**Data shown:**
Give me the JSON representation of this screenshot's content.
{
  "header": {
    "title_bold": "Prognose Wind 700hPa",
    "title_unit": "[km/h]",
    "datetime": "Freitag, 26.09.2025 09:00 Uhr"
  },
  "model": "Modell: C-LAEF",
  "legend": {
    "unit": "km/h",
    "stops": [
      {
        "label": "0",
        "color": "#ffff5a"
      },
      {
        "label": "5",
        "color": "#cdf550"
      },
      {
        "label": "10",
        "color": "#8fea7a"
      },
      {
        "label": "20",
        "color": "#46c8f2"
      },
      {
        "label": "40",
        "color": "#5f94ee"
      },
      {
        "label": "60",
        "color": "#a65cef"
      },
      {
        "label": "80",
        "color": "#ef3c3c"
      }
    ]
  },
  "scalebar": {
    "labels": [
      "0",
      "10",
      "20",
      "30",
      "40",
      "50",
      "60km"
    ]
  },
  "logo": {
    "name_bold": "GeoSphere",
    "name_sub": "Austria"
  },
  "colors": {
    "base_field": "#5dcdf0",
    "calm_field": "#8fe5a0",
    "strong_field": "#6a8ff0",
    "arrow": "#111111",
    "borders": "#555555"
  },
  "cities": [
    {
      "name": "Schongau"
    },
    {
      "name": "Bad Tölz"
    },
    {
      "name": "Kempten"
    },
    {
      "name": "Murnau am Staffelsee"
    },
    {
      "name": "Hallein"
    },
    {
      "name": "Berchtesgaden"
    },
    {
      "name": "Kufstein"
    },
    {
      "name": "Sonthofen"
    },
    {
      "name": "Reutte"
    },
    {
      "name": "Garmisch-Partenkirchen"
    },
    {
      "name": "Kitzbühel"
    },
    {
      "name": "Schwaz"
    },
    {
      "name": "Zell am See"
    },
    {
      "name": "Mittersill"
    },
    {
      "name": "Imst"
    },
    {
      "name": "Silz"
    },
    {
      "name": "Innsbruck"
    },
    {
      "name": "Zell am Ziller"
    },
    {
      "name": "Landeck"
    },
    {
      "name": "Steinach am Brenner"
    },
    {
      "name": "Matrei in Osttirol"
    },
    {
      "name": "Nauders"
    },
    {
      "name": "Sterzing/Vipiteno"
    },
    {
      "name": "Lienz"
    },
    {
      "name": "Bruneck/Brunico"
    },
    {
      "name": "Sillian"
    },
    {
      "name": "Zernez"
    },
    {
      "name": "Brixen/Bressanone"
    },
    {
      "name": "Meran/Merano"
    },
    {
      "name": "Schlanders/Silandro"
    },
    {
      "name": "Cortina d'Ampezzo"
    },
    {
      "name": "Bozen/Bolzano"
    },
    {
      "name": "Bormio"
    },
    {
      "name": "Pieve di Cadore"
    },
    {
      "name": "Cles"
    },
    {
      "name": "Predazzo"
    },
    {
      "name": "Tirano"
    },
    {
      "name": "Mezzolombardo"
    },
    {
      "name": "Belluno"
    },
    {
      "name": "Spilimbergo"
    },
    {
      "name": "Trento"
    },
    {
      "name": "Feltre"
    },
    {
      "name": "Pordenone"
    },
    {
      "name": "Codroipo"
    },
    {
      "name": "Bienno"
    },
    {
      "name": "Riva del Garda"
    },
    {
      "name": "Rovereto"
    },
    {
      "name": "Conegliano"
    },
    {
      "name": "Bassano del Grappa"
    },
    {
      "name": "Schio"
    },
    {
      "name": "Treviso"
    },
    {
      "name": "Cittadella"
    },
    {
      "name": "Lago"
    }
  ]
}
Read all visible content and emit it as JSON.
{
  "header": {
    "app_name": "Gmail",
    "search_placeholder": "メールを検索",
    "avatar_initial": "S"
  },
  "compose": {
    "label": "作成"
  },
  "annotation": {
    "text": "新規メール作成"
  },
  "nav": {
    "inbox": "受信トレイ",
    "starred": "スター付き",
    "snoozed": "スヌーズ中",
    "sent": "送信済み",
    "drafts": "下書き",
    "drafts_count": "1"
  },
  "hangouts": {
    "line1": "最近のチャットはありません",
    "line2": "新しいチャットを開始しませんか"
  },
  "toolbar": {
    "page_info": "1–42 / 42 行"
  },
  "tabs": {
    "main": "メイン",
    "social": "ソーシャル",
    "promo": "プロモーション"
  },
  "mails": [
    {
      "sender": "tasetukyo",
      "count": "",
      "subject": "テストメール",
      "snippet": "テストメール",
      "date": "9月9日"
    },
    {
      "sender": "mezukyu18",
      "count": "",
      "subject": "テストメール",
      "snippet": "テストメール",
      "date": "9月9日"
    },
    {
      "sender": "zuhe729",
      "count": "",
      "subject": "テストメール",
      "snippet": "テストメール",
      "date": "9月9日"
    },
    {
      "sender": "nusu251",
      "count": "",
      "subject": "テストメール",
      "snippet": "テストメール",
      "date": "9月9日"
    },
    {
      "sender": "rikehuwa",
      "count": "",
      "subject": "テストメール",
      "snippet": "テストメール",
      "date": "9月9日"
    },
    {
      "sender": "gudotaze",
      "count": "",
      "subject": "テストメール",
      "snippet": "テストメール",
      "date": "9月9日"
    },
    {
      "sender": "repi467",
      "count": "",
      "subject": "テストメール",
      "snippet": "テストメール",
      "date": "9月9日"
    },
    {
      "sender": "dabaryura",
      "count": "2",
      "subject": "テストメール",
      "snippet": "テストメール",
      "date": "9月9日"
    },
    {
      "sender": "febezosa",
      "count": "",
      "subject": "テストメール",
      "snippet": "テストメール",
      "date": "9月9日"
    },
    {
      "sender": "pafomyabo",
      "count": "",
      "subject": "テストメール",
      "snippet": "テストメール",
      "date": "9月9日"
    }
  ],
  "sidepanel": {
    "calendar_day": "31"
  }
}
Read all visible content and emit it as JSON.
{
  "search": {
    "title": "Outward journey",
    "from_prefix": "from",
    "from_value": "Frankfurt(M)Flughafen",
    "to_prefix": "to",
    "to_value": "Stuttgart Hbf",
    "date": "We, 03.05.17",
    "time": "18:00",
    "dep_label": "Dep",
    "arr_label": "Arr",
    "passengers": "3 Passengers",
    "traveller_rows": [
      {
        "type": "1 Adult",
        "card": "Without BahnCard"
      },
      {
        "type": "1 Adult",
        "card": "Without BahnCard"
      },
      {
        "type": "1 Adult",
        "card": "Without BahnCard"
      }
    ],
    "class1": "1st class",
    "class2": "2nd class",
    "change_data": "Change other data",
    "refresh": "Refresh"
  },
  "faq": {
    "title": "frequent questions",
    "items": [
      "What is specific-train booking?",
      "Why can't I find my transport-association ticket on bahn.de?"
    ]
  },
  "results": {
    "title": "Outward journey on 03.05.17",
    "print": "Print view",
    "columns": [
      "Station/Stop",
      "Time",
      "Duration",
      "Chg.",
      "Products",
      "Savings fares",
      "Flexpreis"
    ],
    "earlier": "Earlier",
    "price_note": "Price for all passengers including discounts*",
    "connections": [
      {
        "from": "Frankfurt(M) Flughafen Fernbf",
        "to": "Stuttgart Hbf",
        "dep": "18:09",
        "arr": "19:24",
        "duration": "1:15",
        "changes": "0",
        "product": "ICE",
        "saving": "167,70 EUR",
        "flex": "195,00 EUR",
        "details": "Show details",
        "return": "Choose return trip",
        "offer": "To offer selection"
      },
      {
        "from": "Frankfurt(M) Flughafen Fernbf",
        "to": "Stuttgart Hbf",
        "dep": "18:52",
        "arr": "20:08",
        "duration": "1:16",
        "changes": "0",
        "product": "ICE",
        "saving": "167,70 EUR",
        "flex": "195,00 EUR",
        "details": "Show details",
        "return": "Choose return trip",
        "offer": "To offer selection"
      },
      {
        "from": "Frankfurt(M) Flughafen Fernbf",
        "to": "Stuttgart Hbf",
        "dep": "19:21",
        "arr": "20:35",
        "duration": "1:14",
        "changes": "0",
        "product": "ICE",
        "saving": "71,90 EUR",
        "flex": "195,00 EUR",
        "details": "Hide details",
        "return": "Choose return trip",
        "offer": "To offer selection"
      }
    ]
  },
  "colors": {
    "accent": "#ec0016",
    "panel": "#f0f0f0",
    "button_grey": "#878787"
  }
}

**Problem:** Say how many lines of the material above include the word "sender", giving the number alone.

**Exercise output:** 10